[Given data Boundary: Start]

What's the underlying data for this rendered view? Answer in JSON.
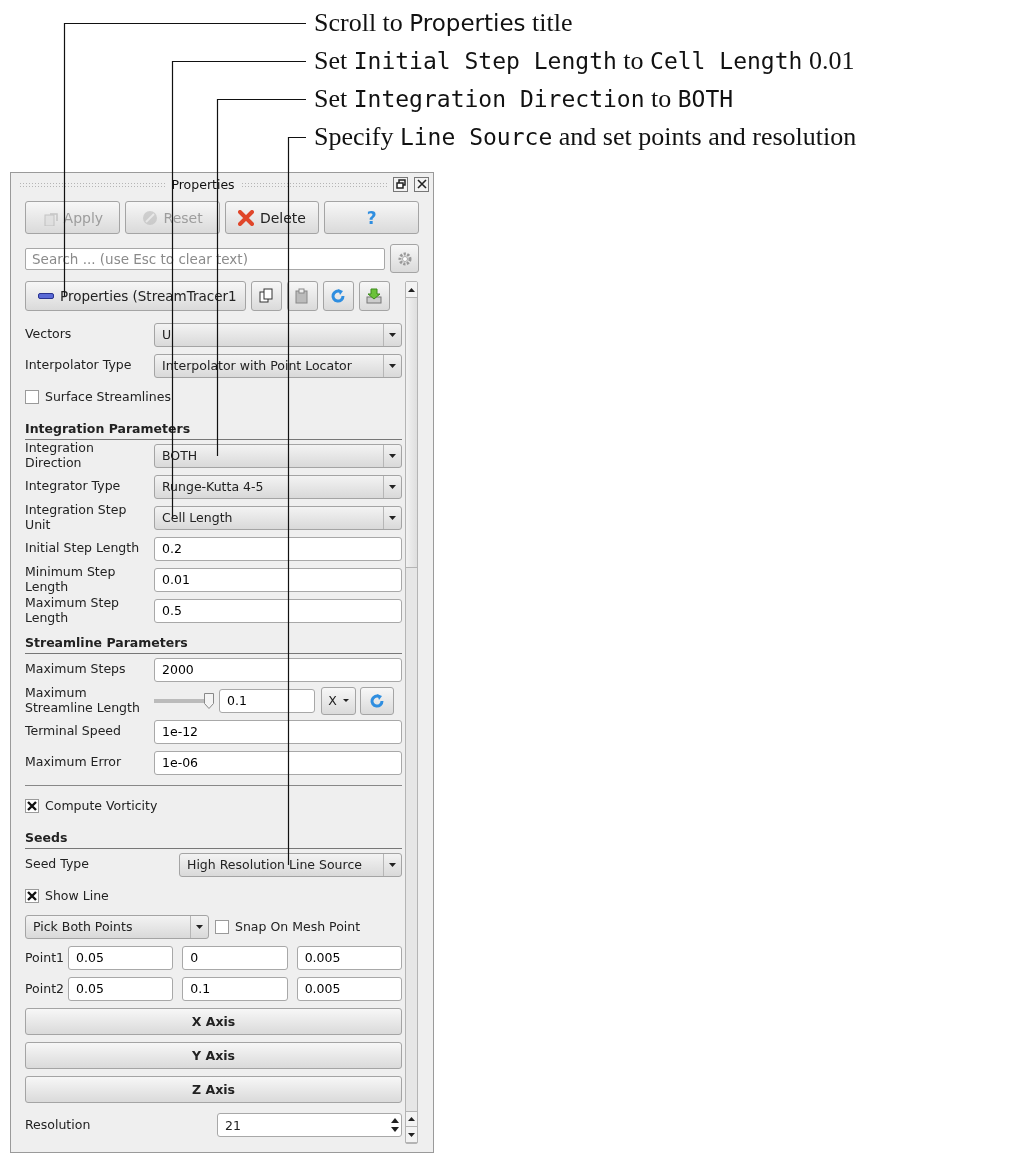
{
  "annotations": [
    {
      "parts": [
        {
          "kind": "plain",
          "text": "Scroll to "
        },
        {
          "kind": "ui",
          "text": "Properties"
        },
        {
          "kind": "plain",
          "text": " title"
        }
      ]
    },
    {
      "parts": [
        {
          "kind": "plain",
          "text": "Set "
        },
        {
          "kind": "code",
          "text": "Initial Step Length"
        },
        {
          "kind": "plain",
          "text": " to "
        },
        {
          "kind": "code",
          "text": "Cell Length"
        },
        {
          "kind": "plain",
          "text": " 0.01"
        }
      ]
    },
    {
      "parts": [
        {
          "kind": "plain",
          "text": "Set "
        },
        {
          "kind": "code",
          "text": "Integration Direction"
        },
        {
          "kind": "plain",
          "text": " to "
        },
        {
          "kind": "code",
          "text": "BOTH"
        }
      ]
    },
    {
      "parts": [
        {
          "kind": "plain",
          "text": "Specify "
        },
        {
          "kind": "code",
          "text": "Line Source"
        },
        {
          "kind": "plain",
          "text": " and set points and resolution"
        }
      ]
    }
  ],
  "panel": {
    "title": "Properties",
    "buttons": [
      {
        "kind": "apply",
        "label": "Apply",
        "disabled": true
      },
      {
        "kind": "reset",
        "label": "Reset",
        "disabled": true
      },
      {
        "kind": "delete",
        "label": "Delete",
        "disabled": false
      },
      {
        "kind": "help",
        "label": "?",
        "disabled": false
      }
    ],
    "search": {
      "placeholder": "Search ... (use Esc to clear text)"
    },
    "properties_button": {
      "label": "Properties (StreamTracer1"
    },
    "rows": [
      {
        "kind": "combo",
        "label": "Vectors",
        "value": "U"
      },
      {
        "kind": "combo",
        "label": "Interpolator Type",
        "value": "Interpolator with Point Locator"
      },
      {
        "kind": "checkbox",
        "label": "Surface Streamlines",
        "checked": false
      },
      {
        "kind": "header",
        "label": "Integration Parameters"
      },
      {
        "kind": "combo",
        "label": "Integration Direction",
        "value": "BOTH"
      },
      {
        "kind": "combo",
        "label": "Integrator Type",
        "value": "Runge-Kutta 4-5"
      },
      {
        "kind": "combo",
        "label": "Integration Step Unit",
        "value": "Cell Length"
      },
      {
        "kind": "input",
        "label": "Initial Step Length",
        "value": "0.2"
      },
      {
        "kind": "input",
        "label": "Minimum Step Length",
        "value": "0.01"
      },
      {
        "kind": "input",
        "label": "Maximum Step Length",
        "value": "0.5"
      },
      {
        "kind": "header",
        "label": "Streamline Parameters"
      },
      {
        "kind": "input",
        "label": "Maximum Steps",
        "value": "2000"
      },
      {
        "kind": "slider",
        "label": "Maximum Streamline Length",
        "level": 1,
        "value": "0.1",
        "unit": "X"
      },
      {
        "kind": "input",
        "label": "Terminal Speed",
        "value": "1e-12"
      },
      {
        "kind": "input",
        "label": "Maximum Error",
        "value": "1e-06"
      },
      {
        "kind": "separator"
      },
      {
        "kind": "checkbox",
        "label": "Compute Vorticity",
        "checked": true
      },
      {
        "kind": "header",
        "label": "Seeds"
      },
      {
        "kind": "combo_wide_label",
        "label": "Seed Type",
        "value": "High Resolution Line Source"
      },
      {
        "kind": "checkbox",
        "label": "Show Line",
        "checked": true
      },
      {
        "kind": "pick",
        "value": "Pick Both Points",
        "option": {
          "label": "Snap On Mesh Point",
          "checked": false
        }
      },
      {
        "kind": "point",
        "label": "Point1",
        "values": [
          "0.05",
          "0",
          "0.005"
        ]
      },
      {
        "kind": "point",
        "label": "Point2",
        "values": [
          "0.05",
          "0.1",
          "0.005"
        ]
      },
      {
        "kind": "button",
        "label": "X Axis"
      },
      {
        "kind": "button",
        "label": "Y Axis"
      },
      {
        "kind": "button",
        "label": "Z Axis"
      },
      {
        "kind": "spin",
        "label": "Resolution",
        "value": "21"
      }
    ]
  }
}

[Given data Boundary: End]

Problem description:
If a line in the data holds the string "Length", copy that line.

Your solution:
          "text": "Initial Step Length"
          "text": "Cell Length"
        "value": "Cell Length"
        "label": "Initial Step Length",
        "label": "Minimum Step Length",
        "label": "Maximum Step Length",
        "label": "Maximum Streamline Length",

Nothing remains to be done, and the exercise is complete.